The other major problem with this film is that it is too short, and especially with so much screen time trying to homogenize the film series with the game series an additional half hour could have done this movie a great deal of good, not killing off key characters like Douglas Cartland (who had a major role in the game) and not changing Vincent’s role in the story would have helped too, as would have keeping Harry Mason’s fate consistent with the game as well, Sean Bean usually gets killed in the movies he’s in anyway, but it would have helped get the audience more emotionally invested than just a rescue effort which we all knew would succeed. In the game Vincent is a far more sinister character, and Claudia Wolf’s role is much larger as well, I am a fan of Carrie Ann Moss so seeing her so under used was sad for me, and even sadder was, once again trying to homogenize the game and movie, it turns out she was Cristabella’s sister, a change that is a bit of a stretch, oh and also Vincent’s mother, an even bigger stretch. The film should have spent more time developing the characters, and the most important character that should have been developed is Silent Hill itself. You get to see surprisingly little of it, true that in the game once you got through the mall the game was a little more than half way over, but the movie grabs you by the hand and then rushes to the end like a scared wife at Nightmare on 13th (Yes Becky I’m talking about you.) It doesn’t allow you much time to soak in the visuals, which, like the first film, were pretty amazing, but the first film did allow time to enjoy it, but this film doesn’t, but the movie does make damn good use of Robbie the Rabbit and good on them for doing in the movie what was never, and should have been done in the games with Robbie.
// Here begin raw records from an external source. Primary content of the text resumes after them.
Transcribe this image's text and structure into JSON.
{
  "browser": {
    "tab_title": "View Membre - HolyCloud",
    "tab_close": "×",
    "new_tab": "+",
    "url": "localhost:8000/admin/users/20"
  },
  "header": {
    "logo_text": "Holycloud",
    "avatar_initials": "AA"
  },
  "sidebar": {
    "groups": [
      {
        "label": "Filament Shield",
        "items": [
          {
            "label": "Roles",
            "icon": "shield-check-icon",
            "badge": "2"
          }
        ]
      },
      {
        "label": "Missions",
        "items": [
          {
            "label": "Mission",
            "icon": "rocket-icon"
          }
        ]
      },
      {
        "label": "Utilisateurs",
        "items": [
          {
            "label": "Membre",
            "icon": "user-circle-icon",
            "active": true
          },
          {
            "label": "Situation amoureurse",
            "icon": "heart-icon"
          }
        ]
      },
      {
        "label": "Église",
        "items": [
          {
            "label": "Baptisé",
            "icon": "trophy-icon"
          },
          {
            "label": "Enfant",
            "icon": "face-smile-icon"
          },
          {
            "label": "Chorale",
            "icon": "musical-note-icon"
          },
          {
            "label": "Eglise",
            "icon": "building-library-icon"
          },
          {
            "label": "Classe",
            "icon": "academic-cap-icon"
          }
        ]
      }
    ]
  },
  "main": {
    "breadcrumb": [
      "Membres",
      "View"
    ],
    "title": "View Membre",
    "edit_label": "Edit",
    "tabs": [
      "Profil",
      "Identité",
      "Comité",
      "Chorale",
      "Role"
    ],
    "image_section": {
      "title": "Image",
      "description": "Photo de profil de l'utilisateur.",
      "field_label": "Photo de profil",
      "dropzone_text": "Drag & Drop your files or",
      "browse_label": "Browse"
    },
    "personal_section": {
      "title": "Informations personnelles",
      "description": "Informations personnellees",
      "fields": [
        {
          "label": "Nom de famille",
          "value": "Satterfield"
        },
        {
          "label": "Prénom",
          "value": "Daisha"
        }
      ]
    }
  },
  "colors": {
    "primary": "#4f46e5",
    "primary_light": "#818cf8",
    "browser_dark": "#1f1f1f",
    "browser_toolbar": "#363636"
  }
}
As far as the 3D goes, I am never doing 3D at the Gateway theater again. They force you to use their own, I believe active shutter lenses, they are not fresh lenses, they are dirty, grimy and over all the picture is darkened. Newer, passive 3D glasses allow more light to pass through them. My home TV even bumps up the brightness to compensate for the loss of luminosity the glasses cause. At home the 3D is brilliant, not so at this particular theater. As a fan of 3D I can see why if this is what people experience with it why they hate it. It was hard to judge the 3D of this movie due to the poor equipment of the theater. Usually Hollywood Connections has great 3D, but the Gateway Megaplex…? Never again.
Lastly I do like this film, unlike most critics; it is an enjoyable popcorn flick. As good as the games? Not even close, but let’s give it points for at least trying a lot harder than its predecessor. Once again it's problems stem largely where it strays from the original source material, but it’s not a completely bad film either and is certainly one of the better game-to-film adaptations out there, with neat visuals and decent acting and a story that has its problems but is good over all I do have to give this film three stars out of five, okay, but nothing to write home about, but still worth seeing.
Final Grade: 3/5